- [Directions for this task]:
Look through the lines below and extract each one that contains "values".

- [Dataset]:

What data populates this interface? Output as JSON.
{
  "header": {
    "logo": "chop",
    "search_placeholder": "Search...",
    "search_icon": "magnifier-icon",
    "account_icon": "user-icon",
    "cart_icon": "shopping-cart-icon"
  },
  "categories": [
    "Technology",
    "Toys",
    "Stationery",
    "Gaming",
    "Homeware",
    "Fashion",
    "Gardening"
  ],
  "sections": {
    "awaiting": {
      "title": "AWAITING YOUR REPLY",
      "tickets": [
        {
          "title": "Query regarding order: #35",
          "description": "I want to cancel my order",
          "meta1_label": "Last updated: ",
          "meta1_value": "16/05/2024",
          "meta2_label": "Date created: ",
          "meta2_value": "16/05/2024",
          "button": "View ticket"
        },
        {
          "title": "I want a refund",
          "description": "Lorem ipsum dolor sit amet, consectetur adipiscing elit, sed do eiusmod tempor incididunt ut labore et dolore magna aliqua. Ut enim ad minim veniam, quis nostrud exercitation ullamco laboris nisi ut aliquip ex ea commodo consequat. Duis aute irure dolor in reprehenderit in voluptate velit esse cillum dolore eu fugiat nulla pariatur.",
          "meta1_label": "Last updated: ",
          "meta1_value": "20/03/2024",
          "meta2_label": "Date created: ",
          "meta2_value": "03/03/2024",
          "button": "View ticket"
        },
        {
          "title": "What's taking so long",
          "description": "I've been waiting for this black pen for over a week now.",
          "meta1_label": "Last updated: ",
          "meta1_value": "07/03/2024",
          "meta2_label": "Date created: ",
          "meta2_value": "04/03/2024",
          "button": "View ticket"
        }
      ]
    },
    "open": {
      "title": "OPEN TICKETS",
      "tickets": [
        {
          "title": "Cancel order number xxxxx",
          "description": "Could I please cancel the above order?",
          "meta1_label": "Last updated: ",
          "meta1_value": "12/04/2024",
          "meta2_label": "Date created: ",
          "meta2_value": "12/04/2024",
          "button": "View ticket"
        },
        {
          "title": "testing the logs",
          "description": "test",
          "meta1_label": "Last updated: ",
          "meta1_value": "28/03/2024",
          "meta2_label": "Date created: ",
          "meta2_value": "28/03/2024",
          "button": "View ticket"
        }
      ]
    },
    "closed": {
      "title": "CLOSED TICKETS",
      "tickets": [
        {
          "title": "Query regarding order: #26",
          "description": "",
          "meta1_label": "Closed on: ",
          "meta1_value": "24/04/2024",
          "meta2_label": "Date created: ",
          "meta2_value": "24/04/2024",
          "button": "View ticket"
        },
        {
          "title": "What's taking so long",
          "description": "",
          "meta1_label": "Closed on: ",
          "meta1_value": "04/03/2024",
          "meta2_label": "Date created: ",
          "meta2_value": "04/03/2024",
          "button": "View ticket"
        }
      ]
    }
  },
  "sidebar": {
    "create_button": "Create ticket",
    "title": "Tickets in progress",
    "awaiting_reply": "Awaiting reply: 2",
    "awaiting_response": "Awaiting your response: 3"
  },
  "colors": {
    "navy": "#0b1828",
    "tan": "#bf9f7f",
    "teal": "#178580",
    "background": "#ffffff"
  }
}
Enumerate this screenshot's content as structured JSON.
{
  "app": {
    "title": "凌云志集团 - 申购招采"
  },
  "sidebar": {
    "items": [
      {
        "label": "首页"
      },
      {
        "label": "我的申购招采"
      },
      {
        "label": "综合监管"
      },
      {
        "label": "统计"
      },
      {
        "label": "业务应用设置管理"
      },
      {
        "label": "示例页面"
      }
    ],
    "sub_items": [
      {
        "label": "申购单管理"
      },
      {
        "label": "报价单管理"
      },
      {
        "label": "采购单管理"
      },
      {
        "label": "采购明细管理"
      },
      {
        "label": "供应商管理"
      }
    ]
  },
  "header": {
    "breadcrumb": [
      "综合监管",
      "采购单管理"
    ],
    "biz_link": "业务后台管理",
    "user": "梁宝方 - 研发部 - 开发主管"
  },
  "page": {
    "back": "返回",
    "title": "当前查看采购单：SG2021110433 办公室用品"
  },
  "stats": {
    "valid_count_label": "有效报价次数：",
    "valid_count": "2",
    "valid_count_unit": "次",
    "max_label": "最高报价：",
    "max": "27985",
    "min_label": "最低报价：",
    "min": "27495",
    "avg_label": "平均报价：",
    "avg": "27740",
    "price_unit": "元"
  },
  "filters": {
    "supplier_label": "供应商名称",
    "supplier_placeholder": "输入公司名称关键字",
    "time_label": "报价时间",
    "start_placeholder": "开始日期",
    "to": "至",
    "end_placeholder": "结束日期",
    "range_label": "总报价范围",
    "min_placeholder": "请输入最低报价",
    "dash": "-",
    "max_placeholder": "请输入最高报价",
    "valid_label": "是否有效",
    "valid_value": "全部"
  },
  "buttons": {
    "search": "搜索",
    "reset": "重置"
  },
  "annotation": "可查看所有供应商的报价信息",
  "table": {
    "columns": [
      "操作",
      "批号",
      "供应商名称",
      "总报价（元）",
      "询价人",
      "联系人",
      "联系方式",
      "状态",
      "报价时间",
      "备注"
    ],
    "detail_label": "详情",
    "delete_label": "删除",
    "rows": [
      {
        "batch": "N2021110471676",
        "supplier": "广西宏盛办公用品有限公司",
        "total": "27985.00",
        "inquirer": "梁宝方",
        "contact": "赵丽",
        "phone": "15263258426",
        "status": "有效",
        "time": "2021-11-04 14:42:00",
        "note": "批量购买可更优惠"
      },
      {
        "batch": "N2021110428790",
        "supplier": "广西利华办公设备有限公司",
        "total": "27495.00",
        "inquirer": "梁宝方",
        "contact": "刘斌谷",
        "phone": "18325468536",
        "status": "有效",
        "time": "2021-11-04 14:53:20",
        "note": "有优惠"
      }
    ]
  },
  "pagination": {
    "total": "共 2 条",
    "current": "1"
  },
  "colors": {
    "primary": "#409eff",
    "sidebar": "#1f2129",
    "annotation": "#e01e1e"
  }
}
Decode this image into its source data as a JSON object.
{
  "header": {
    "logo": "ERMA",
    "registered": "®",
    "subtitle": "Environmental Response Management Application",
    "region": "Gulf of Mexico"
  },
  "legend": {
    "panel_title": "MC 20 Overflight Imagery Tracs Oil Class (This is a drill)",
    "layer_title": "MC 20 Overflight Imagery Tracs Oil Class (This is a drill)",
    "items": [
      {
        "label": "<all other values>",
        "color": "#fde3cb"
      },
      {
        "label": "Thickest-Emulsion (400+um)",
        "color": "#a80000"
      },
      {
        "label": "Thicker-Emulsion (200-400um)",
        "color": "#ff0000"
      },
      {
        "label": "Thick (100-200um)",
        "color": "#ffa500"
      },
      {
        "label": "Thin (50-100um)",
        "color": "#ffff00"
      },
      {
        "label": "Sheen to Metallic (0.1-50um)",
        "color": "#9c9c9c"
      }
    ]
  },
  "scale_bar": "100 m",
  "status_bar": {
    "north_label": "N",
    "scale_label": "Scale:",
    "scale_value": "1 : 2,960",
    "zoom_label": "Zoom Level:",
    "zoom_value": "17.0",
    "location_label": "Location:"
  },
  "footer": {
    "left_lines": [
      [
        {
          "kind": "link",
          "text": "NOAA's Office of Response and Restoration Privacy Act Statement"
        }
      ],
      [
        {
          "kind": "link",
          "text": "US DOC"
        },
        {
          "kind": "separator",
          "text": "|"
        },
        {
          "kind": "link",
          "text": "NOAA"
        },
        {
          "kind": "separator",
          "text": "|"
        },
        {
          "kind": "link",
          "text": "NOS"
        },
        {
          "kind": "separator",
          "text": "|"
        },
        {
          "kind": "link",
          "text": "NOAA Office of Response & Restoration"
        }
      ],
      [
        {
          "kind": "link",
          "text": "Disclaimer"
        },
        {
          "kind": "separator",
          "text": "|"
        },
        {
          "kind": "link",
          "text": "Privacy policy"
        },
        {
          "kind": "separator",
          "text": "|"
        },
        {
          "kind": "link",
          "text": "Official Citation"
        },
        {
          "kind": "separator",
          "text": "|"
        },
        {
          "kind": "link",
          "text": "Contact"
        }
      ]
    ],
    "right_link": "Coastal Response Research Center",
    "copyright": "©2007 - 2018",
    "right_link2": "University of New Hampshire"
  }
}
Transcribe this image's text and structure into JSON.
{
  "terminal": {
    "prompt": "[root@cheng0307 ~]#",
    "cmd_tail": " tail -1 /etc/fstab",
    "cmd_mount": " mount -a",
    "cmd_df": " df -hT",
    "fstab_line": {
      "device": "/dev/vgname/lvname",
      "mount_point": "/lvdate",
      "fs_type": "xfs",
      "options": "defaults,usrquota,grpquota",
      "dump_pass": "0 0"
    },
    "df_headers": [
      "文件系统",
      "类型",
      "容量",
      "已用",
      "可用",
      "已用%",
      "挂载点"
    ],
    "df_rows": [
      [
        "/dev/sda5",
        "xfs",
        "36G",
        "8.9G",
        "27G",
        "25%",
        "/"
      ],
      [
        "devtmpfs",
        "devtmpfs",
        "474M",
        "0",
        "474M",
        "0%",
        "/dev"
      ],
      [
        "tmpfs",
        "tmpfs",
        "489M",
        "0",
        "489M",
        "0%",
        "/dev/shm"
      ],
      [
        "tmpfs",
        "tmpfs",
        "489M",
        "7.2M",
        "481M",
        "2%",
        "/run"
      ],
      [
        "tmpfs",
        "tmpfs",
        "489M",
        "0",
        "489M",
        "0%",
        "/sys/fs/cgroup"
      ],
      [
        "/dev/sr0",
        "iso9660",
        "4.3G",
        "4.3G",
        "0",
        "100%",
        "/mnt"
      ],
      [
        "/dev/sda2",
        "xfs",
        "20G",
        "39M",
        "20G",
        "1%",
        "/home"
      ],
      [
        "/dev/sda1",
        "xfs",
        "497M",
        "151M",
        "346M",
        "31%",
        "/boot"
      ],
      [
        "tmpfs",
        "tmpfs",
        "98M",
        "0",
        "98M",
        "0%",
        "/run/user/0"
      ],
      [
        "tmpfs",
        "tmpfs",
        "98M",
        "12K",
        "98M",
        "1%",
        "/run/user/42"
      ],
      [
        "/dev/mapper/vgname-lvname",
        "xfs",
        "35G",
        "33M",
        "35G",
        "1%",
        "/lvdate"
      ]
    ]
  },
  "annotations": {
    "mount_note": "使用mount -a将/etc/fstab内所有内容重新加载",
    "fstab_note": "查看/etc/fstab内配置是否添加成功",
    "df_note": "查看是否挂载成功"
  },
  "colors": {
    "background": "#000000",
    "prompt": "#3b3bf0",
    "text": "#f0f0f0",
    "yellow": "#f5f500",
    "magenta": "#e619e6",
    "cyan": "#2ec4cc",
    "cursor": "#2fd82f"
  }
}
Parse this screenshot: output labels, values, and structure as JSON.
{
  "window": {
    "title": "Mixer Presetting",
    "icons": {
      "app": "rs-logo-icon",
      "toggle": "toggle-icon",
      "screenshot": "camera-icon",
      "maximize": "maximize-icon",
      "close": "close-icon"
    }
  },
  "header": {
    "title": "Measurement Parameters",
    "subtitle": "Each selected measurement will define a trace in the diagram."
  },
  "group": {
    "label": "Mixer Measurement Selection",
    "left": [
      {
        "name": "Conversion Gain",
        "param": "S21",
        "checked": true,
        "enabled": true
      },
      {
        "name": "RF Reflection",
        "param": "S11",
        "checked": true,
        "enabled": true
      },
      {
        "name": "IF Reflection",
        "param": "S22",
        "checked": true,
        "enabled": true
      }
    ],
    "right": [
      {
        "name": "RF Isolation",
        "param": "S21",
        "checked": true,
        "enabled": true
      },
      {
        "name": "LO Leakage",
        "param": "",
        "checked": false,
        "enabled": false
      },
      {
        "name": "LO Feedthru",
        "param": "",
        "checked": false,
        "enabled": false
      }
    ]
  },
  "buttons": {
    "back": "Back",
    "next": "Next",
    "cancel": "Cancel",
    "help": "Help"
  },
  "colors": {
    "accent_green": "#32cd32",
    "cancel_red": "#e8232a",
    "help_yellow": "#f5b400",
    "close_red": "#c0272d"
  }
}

- [Task output]:
        "label": "<all other values>",
Parse this screenshot: output labels, values, and structure as JSON.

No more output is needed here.